For more than a year, Vox's Sarah Kliff has been investigating hospital price-gouging in America, collecting hospital bills from her readers and comparing them, chasing up anomalies and pulling on threads, producing a stream of outstanding reports on her findings.
In her latest installment, Kliff digs deep into the famously bizarre world of ER bills and points out some of the most egregious ways in which these are rigged.
For example, if you are injured and also financially precarious, you might travel to a more distant ER just to be sure that the hospital you're visiting is in-network for your insurer, but that means nothing. "In-network" ERs often staff "out-of-network" doctors, and there is no way to find out whether the doctor treating you is covered by your insurer until you get the bill: one of Kliff's readers got bills for $8,000 from an out-of-network surgeon who treated his broken jaw at an in-network hospital.
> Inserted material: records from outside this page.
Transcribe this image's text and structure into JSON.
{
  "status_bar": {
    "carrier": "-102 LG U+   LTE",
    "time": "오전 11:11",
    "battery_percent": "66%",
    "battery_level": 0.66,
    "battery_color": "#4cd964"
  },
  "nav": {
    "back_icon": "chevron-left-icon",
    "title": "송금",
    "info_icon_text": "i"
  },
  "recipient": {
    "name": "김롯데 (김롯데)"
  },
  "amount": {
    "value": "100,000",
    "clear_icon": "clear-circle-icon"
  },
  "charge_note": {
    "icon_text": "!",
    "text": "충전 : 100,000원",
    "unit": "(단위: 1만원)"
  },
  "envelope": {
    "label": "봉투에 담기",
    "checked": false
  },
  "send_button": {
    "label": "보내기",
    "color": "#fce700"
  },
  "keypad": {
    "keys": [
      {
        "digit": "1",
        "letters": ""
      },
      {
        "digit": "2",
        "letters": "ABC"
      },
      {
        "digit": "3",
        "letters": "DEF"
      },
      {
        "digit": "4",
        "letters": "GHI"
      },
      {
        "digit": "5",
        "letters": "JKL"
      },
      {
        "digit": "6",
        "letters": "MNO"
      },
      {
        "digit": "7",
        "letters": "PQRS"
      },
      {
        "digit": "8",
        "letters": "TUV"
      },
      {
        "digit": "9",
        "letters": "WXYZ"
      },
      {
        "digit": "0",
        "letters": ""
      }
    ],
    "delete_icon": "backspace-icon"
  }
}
And much of the care you receive at an ER is subject to bizarre price gouging: one of Kliff's readers was charged $238 for two drops of the generic eyedrop ofloxacin which retails for $15/vial; the routine pregnancy test that ERs administer to women of childbearing years can cost up to $465, enough to buy 84 pregnancy kits at the pharmacy; and one Seattle hospital charged $76 for a squirt of generic neosporin. Not all hospitals gouge on all drugs, and many of these drugs are not being administered for urgent health problems — a halfway honest hospital could advise a patient, "We charge $238 for this eyedrop, why don't you pick up a bottle for $15 next door and administer it yourself?"
Finally, Kliff uncovers wild variability in the "ER facility fee," which is a cover-charge you're assessed just for walking in the door at an ER. One of Kliff's readers paid $5,751 for sitting in a hospital waiting room with an ice-pack and a bandage while waiting to see a doctor, but who left because she was feeling better and didn't need care after all. Kliff's work reveals that these "facility fees" are rising at twice the rate of other health charges, with no rhyme or reason.
All of this refers to people who come into the ER under their own power, out of an abundance of caution — for example, my daughter recently broke her collarbone, but we didn't know that until we went to the ER for an X-ray, and if we'd less prudent, we could have iced it and made a regular doctor's appointment for the next day, leaving her untreated and undiagnosed. But of course, ERs treat large numbers of people who are unconscious or in agony when they arrive, either on their own or on an ambulance gurney. These patients can't possibly be expected to shop around, to demand to know whether their medicines are medically necessary (I once had a small eye injury that I went to get checked out on a Sunday just in case and had to stop the nurses from pumping me full of IV dramamine just in case it turned out I would need neurosurgery!), to evaluate whether the doctors are in- or out-of-network, and so on.
(We ended up paying $2,400 out of pocket for our daughter's ER visit, including $2.50 for a generic tylenol, despite having gold-plated insurance from Cigna)
Kliff's work reveals the whole story of "market based medicine" to be a fiction. Markets are regulated zones where consumers compare the offerings of producers and make purchase choices based on their information. To call being wheeled unconscious into an ER and raced into an operating theater and then presented with a bill months later a "market transaction" is to make a terribly, grisly joke.
It's as good an argument for Medicare for All and single-payer health care as you could ask for.
Most patients who have successfully negotiated down a bill tell me it wasn't easy. Erin Floyd from Florida told me about her experience reducing two of her daughter's bills — one by 90 percent and one by 45 percent — through a combination of financial aid and prompt care discounts.
On the one hand, she was happy to have the bills lowered. In total, she ended up saving $4,369. On the other hand, the whole process was exhausting. There were lots of phone calls and faxes involved.
"I spent at least three hours on the phone working on this," she says. "I was scanning, faxing, emailing, all while I was at work." Over email, she described it as an "incredibly stressful and long process."
And then there are, as Slate has noted, patients who have had their bills reversed after journalists wrote about them. Our project, for example, has resulted in $45,107 in medical bills being reversed after Vox began inquiring about those charges.
But for all of investigative journalism's merits, reporters writing about medical bills isn't a great solution for the health care system's woes.
I read 1,182 emergency room bills this year. Here's what I learned. [Sarah Kliff/Vox]
(via Naked Capitalism)